**ABOUT THIS TASK**
Restate all of the entries exactly, dropping any pictures they hold.

**THE INPUT**
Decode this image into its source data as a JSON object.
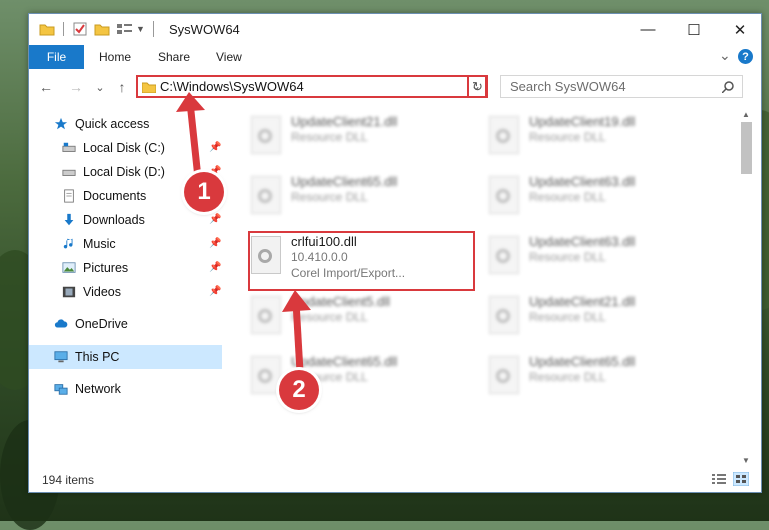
{
  "window": {
    "title": "SysWOW64",
    "minimize": "—",
    "maximize": "☐",
    "close": "✕"
  },
  "ribbon": {
    "tabs": [
      "File",
      "Home",
      "Share",
      "View"
    ],
    "expand": "⌄",
    "help": "?"
  },
  "nav": {
    "back": "←",
    "forward": "→",
    "recent": "⌄",
    "up": "↑",
    "address": "C:\\Windows\\SysWOW64",
    "search_placeholder": "Search SysWOW64"
  },
  "sidebar": {
    "items": [
      {
        "label": "Quick access",
        "icon": "star-icon"
      },
      {
        "label": "Local Disk (C:)",
        "icon": "drive-icon"
      },
      {
        "label": "Local Disk (D:)",
        "icon": "drive-icon"
      },
      {
        "label": "Documents",
        "icon": "documents-icon"
      },
      {
        "label": "Downloads",
        "icon": "download-icon"
      },
      {
        "label": "Music",
        "icon": "music-icon"
      },
      {
        "label": "Pictures",
        "icon": "pictures-icon"
      },
      {
        "label": "Videos",
        "icon": "videos-icon"
      },
      {
        "label": "OneDrive",
        "icon": "cloud-icon"
      },
      {
        "label": "This PC",
        "icon": "computer-icon"
      },
      {
        "label": "Network",
        "icon": "network-icon"
      }
    ]
  },
  "files": [
    {
      "name": "UpdateClient21.dll",
      "desc": "Resource DLL"
    },
    {
      "name": "UpdateClient19.dll",
      "desc": "Resource DLL"
    },
    {
      "name": "UpdateClient65.dll",
      "desc": "Resource DLL"
    },
    {
      "name": "UpdateClient63.dll",
      "desc": "Resource DLL"
    },
    {
      "name": "crlfui100.dll",
      "version": "10.410.0.0",
      "desc": "Corel Import/Export..."
    },
    {
      "name": "UpdateClient63.dll",
      "desc": "Resource DLL"
    },
    {
      "name": "UpdateClient5.dll",
      "desc": "Resource DLL"
    },
    {
      "name": "UpdateClient21.dll",
      "desc": "Resource DLL"
    },
    {
      "name": "UpdateClient65.dll",
      "desc": "Resource DLL"
    },
    {
      "name": "UpdateClient65.dll",
      "desc": "Resource DLL"
    }
  ],
  "status": {
    "items": "194 items"
  },
  "callouts": {
    "one": "1",
    "two": "2"
  },
  "colors": {
    "accent": "#1979ca",
    "highlight": "#d9393d",
    "selected": "#cce8ff"
  }
}
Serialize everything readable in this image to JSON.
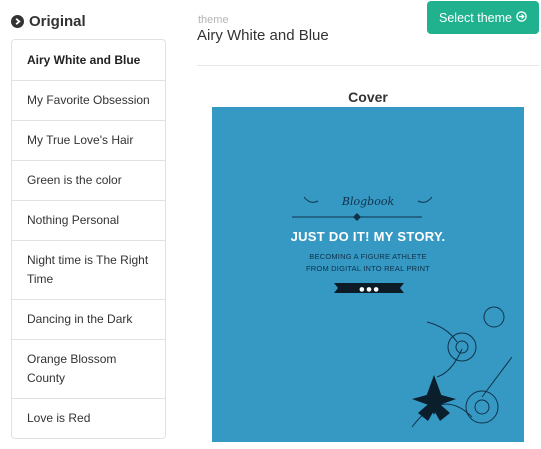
{
  "sidebar": {
    "header": "Original",
    "items": [
      {
        "label": "Airy White and Blue",
        "active": true
      },
      {
        "label": "My Favorite Obsession",
        "active": false
      },
      {
        "label": "My True Love's Hair",
        "active": false
      },
      {
        "label": "Green is the color",
        "active": false
      },
      {
        "label": "Nothing Personal",
        "active": false
      },
      {
        "label": "Night time is The Right Time",
        "active": false
      },
      {
        "label": "Dancing in the Dark",
        "active": false
      },
      {
        "label": "Orange Blossom County",
        "active": false
      },
      {
        "label": "Love is Red",
        "active": false
      }
    ]
  },
  "main": {
    "caption": "theme",
    "theme_name": "Airy White and Blue",
    "select_button": "Select theme",
    "cover_label": "Cover",
    "cover": {
      "logo": "Blogbook",
      "title": "JUST DO IT! MY STORY.",
      "subtitle_1": "BECOMING A FIGURE ATHLETE",
      "subtitle_2": "FROM DIGITAL INTO REAL PRINT",
      "background": "#3699c4"
    }
  },
  "colors": {
    "accent": "#20b28e",
    "border": "#e2e2e2",
    "text": "#333333"
  }
}
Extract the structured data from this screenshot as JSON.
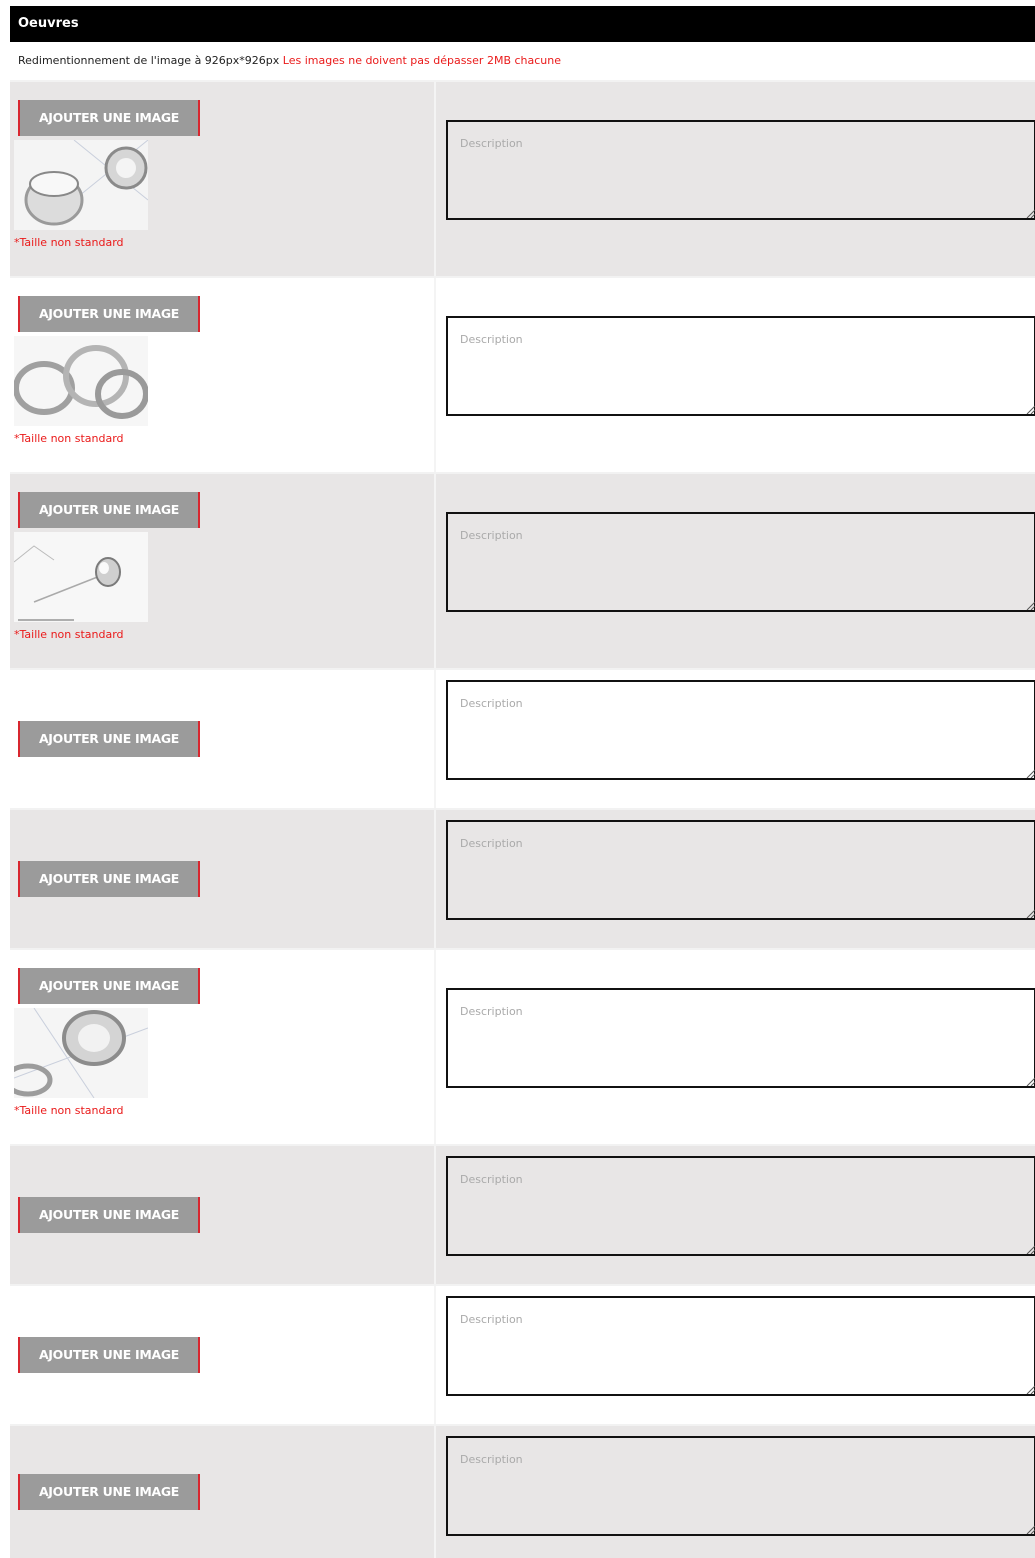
{
  "section": {
    "title": "Oeuvres",
    "resize_text": "Redimentionnement de l'image à 926px*926px",
    "size_warning": "Les images ne doivent pas dépasser 2MB chacune"
  },
  "colors": {
    "header_bg": "#000000",
    "warning_red": "#ea1a1a",
    "button_grey": "#9b9b9b",
    "button_border_red": "#d8262f",
    "row_grey": "#e8e6e6"
  },
  "rows": [
    {
      "button_label": "AJOUTER UNE IMAGE",
      "has_image": true,
      "image_icon": "jewelry-ring-thumbnail",
      "note": "*Taille non standard",
      "description_placeholder": "Description"
    },
    {
      "button_label": "AJOUTER UNE IMAGE",
      "has_image": true,
      "image_icon": "jewelry-rings-thumbnail",
      "note": "*Taille non standard",
      "description_placeholder": "Description"
    },
    {
      "button_label": "AJOUTER UNE IMAGE",
      "has_image": true,
      "image_icon": "jewelry-pendant-thumbnail",
      "note": "*Taille non standard",
      "description_placeholder": "Description"
    },
    {
      "button_label": "AJOUTER UNE IMAGE",
      "has_image": false,
      "description_placeholder": "Description"
    },
    {
      "button_label": "AJOUTER UNE IMAGE",
      "has_image": false,
      "description_placeholder": "Description"
    },
    {
      "button_label": "AJOUTER UNE IMAGE",
      "has_image": true,
      "image_icon": "jewelry-ring-thumbnail",
      "note": "*Taille non standard",
      "description_placeholder": "Description"
    },
    {
      "button_label": "AJOUTER UNE IMAGE",
      "has_image": false,
      "description_placeholder": "Description"
    },
    {
      "button_label": "AJOUTER UNE IMAGE",
      "has_image": false,
      "description_placeholder": "Description"
    },
    {
      "button_label": "AJOUTER UNE IMAGE",
      "has_image": false,
      "description_placeholder": "Description"
    }
  ]
}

**TASK RESULT**
Decode this image into its source data as a JSON object.
{
  "window": {
    "title": "SysWOW64",
    "minimize": "—",
    "maximize": "☐",
    "close": "✕"
  },
  "ribbon": {
    "tabs": [
      "File",
      "Home",
      "Share",
      "View"
    ],
    "expand": "⌄",
    "help": "?"
  },
  "nav": {
    "back": "←",
    "forward": "→",
    "recent": "⌄",
    "up": "↑",
    "address": "C:\\Windows\\SysWOW64",
    "search_placeholder": "Search SysWOW64"
  },
  "sidebar": {
    "items": [
      {
        "label": "Quick access",
        "icon": "star-icon"
      },
      {
        "label": "Local Disk (C:)",
        "icon": "drive-icon"
      },
      {
        "label": "Local Disk (D:)",
        "icon": "drive-icon"
      },
      {
        "label": "Documents",
        "icon": "documents-icon"
      },
      {
        "label": "Downloads",
        "icon": "download-icon"
      },
      {
        "label": "Music",
        "icon": "music-icon"
      },
      {
        "label": "Pictures",
        "icon": "pictures-icon"
      },
      {
        "label": "Videos",
        "icon": "videos-icon"
      },
      {
        "label": "OneDrive",
        "icon": "cloud-icon"
      },
      {
        "label": "This PC",
        "icon": "computer-icon"
      },
      {
        "label": "Network",
        "icon": "network-icon"
      }
    ]
  },
  "files": [
    {
      "name": "UpdateClient21.dll",
      "desc": "Resource DLL"
    },
    {
      "name": "UpdateClient19.dll",
      "desc": "Resource DLL"
    },
    {
      "name": "UpdateClient65.dll",
      "desc": "Resource DLL"
    },
    {
      "name": "UpdateClient63.dll",
      "desc": "Resource DLL"
    },
    {
      "name": "crlfui100.dll",
      "version": "10.410.0.0",
      "desc": "Corel Import/Export..."
    },
    {
      "name": "UpdateClient63.dll",
      "desc": "Resource DLL"
    },
    {
      "name": "UpdateClient5.dll",
      "desc": "Resource DLL"
    },
    {
      "name": "UpdateClient21.dll",
      "desc": "Resource DLL"
    },
    {
      "name": "UpdateClient65.dll",
      "desc": "Resource DLL"
    },
    {
      "name": "UpdateClient65.dll",
      "desc": "Resource DLL"
    }
  ],
  "status": {
    "items": "194 items"
  },
  "callouts": {
    "one": "1",
    "two": "2"
  },
  "colors": {
    "accent": "#1979ca",
    "highlight": "#d9393d",
    "selected": "#cce8ff"
  }
}
Serialize everything readable in this image to JSON.
{
  "sidebar": {
    "header": "Original",
    "items": [
      {
        "label": "Airy White and Blue",
        "active": true
      },
      {
        "label": "My Favorite Obsession",
        "active": false
      },
      {
        "label": "My True Love's Hair",
        "active": false
      },
      {
        "label": "Green is the color",
        "active": false
      },
      {
        "label": "Nothing Personal",
        "active": false
      },
      {
        "label": "Night time is The Right Time",
        "active": false
      },
      {
        "label": "Dancing in the Dark",
        "active": false
      },
      {
        "label": "Orange Blossom County",
        "active": false
      },
      {
        "label": "Love is Red",
        "active": false
      }
    ]
  },
  "main": {
    "caption": "theme",
    "theme_name": "Airy White and Blue",
    "select_button": "Select theme",
    "cover_label": "Cover",
    "cover": {
      "logo": "Blogbook",
      "title": "JUST DO IT! MY STORY.",
      "subtitle_1": "BECOMING A FIGURE ATHLETE",
      "subtitle_2": "FROM DIGITAL INTO REAL PRINT",
      "background": "#3699c4"
    }
  },
  "colors": {
    "accent": "#20b28e",
    "border": "#e2e2e2",
    "text": "#333333"
  }
}
Extract the structured data from this screenshot as JSON.
{
  "section": {
    "title": "Oeuvres",
    "resize_text": "Redimentionnement de l'image à 926px*926px",
    "size_warning": "Les images ne doivent pas dépasser 2MB chacune"
  },
  "colors": {
    "header_bg": "#000000",
    "warning_red": "#ea1a1a",
    "button_grey": "#9b9b9b",
    "button_border_red": "#d8262f",
    "row_grey": "#e8e6e6"
  },
  "rows": [
    {
      "button_label": "AJOUTER UNE IMAGE",
      "has_image": true,
      "image_icon": "jewelry-ring-thumbnail",
      "note": "*Taille non standard",
      "description_placeholder": "Description"
    },
    {
      "button_label": "AJOUTER UNE IMAGE",
      "has_image": true,
      "image_icon": "jewelry-rings-thumbnail",
      "note": "*Taille non standard",
      "description_placeholder": "Description"
    },
    {
      "button_label": "AJOUTER UNE IMAGE",
      "has_image": true,
      "image_icon": "jewelry-pendant-thumbnail",
      "note": "*Taille non standard",
      "description_placeholder": "Description"
    },
    {
      "button_label": "AJOUTER UNE IMAGE",
      "has_image": false,
      "description_placeholder": "Description"
    },
    {
      "button_label": "AJOUTER UNE IMAGE",
      "has_image": false,
      "description_placeholder": "Description"
    },
    {
      "button_label": "AJOUTER UNE IMAGE",
      "has_image": true,
      "image_icon": "jewelry-ring-thumbnail",
      "note": "*Taille non standard",
      "description_placeholder": "Description"
    },
    {
      "button_label": "AJOUTER UNE IMAGE",
      "has_image": false,
      "description_placeholder": "Description"
    },
    {
      "button_label": "AJOUTER UNE IMAGE",
      "has_image": false,
      "description_placeholder": "Description"
    },
    {
      "button_label": "AJOUTER UNE IMAGE",
      "has_image": false,
      "description_placeholder": "Description"
    }
  ]
}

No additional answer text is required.